_Instructions for the task:_ Go through the data below and report how many lines contain "preview"; the reply holds only that number.

──────── Material for this exercise

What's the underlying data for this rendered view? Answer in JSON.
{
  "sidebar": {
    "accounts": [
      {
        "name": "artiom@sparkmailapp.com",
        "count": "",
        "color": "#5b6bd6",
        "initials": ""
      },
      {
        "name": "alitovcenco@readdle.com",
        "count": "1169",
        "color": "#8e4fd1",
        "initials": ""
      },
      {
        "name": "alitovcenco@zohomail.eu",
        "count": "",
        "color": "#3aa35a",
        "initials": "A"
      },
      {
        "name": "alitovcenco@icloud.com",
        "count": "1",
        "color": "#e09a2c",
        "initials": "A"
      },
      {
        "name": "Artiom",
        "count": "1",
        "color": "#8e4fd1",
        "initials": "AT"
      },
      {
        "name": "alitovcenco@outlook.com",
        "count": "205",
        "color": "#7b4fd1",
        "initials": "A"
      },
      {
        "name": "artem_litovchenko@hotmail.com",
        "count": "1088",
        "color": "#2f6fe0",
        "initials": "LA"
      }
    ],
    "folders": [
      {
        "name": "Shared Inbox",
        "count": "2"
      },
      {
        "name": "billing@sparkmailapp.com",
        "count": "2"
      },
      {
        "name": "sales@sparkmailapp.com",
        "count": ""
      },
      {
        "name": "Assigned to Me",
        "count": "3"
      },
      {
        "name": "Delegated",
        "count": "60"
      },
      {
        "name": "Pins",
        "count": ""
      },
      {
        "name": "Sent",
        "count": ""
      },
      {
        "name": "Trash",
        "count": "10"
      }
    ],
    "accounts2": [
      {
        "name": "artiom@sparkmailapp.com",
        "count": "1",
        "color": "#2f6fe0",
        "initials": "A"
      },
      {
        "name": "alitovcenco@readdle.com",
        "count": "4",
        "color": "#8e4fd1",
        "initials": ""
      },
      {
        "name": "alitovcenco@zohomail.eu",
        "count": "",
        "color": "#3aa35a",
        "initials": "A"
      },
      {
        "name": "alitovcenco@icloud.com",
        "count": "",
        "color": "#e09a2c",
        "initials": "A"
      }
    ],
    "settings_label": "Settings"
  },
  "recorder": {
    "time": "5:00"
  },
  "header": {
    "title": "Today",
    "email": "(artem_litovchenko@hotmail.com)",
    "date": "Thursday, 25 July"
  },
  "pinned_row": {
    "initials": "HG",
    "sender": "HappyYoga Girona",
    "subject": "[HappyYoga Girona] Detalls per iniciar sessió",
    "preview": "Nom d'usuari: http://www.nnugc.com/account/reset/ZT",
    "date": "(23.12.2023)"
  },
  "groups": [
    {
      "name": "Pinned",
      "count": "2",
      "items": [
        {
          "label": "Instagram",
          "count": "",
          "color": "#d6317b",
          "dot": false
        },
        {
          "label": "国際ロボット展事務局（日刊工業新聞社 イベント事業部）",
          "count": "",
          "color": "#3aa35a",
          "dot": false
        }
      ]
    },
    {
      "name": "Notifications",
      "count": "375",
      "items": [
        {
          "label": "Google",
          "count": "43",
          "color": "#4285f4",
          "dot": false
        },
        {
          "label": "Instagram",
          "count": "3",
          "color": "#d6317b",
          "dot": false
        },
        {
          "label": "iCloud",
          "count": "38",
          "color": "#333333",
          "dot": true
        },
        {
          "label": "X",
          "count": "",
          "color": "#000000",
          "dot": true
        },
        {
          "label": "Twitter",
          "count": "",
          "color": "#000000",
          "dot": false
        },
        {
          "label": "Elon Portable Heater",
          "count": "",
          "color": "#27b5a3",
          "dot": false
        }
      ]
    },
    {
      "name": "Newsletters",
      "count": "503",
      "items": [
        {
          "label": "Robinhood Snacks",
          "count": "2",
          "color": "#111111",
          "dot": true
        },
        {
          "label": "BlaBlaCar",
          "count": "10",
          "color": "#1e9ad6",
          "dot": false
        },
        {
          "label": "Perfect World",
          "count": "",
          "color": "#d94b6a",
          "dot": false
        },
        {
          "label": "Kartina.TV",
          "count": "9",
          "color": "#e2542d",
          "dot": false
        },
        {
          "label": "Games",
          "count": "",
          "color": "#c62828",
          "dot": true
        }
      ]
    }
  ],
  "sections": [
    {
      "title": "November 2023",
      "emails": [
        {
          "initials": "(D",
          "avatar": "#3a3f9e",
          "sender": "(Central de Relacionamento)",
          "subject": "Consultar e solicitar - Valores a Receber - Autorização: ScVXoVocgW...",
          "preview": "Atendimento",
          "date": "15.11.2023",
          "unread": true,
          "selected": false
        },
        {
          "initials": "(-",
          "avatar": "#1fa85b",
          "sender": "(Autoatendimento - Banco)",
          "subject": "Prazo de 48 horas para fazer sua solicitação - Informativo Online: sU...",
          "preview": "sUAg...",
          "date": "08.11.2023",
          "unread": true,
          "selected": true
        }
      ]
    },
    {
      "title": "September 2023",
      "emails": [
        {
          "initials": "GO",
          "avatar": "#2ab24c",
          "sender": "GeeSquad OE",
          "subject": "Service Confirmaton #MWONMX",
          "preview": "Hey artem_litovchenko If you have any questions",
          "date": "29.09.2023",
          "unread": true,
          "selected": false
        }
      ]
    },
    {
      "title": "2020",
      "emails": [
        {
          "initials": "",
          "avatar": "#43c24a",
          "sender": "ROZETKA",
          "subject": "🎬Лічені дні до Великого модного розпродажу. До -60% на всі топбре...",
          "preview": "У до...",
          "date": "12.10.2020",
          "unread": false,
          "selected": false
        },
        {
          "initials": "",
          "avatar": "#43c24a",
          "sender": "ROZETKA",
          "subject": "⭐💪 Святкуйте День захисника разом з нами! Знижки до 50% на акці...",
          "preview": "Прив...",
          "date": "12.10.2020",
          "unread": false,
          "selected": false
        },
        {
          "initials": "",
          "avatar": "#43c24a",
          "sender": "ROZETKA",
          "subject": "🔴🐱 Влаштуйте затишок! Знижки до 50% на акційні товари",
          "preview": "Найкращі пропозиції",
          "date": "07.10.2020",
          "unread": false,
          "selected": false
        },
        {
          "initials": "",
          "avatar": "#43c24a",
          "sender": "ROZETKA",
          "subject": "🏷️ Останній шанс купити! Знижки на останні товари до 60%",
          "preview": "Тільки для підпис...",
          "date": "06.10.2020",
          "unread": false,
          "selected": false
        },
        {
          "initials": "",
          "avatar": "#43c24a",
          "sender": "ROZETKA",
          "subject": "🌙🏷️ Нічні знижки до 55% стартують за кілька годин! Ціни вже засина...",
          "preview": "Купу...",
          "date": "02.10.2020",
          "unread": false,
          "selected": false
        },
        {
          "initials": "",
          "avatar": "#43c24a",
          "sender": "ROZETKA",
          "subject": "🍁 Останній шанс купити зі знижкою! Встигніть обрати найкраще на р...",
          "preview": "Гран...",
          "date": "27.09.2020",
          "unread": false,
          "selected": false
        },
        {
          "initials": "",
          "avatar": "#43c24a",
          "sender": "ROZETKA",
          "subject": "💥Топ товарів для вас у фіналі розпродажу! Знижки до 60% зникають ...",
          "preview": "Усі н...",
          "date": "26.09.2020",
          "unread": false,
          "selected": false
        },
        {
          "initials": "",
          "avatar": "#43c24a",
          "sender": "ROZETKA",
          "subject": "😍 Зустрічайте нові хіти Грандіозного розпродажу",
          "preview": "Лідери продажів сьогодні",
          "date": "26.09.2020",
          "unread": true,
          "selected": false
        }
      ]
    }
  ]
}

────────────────

_Exercise response:_ 12